Chimeric Antigen Receptor (CAR) T cell therapy is a revolutionary cancer immunotherapy where a patient’s own immune cells are harnessed to fight their disease. With initial FDA approval in 2017, there are now 6 approved therapies for various diseases: leukemia, lymphoma, and multiple myeloma. Initial response rates for the therapy have been encouraging, reaching around 80% remission depending on the product with some patients from the original clinical trials achieving remission for over 10 years. However, not all patients are so lucky, as the autologous- or patient derived- nature of the therapy leads to widely disparate patient outcomes. A central driving force for these discrepancies is the limited understanding of the cell manufacturing process and the lack of control over desired outcomes. By analyzing the differential characteristics of cell products administered to complete-responder vs. non-responder patients, the field has developed a better understanding as to what defines a high-quality cell product; notably, higher prevalence of helper (CD4+) and memory (naïve, stem-like, and central memory) subtypes is correlated with more complete responses in patients. Despite this knowledge, the cell manufacturing space has limited control to tune the culture process to maximize the expansion of these desired cell types. Therefore, the work proposed herein aims to leverage physiological cues and engineering solutions to better inform how individual culture process parameters influence the quality of manufactured cell products. Aim 1 strives to improve the fabrication process of Degradable Microscaffolds (DMSs), a novel T cell activation system, and then leverage this system to investigate the role that various activating ligands play on the yield and quality of cells. Aim 2 then seeks to employ the ERBI Breez, a feedback-controlled benchtop bioreactor, to mimic key microenvironmental cues seen in-vivo and to validate the effects of these cues on the expansion of multiple myeloma (MM) patient-derived CAR-T cells. Successful completion of this work could lead to improved patient outcomes and greater accessibility to the therapy as cost and manufacturing failures decrease.

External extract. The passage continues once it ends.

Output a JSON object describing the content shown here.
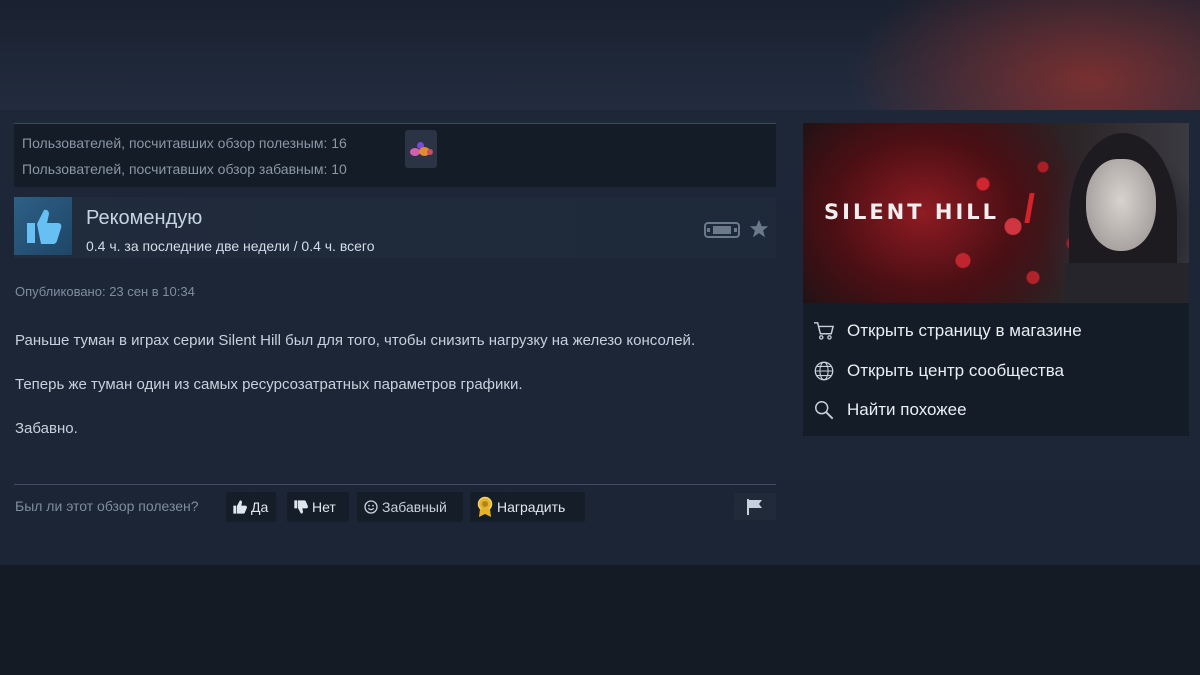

  • Workflow Status: Published
  • Created By: Tatianna Richardson
  • Created: 09/30/2022
  • Modified By: Tatianna Richardson
  • Modified: 09/30/2022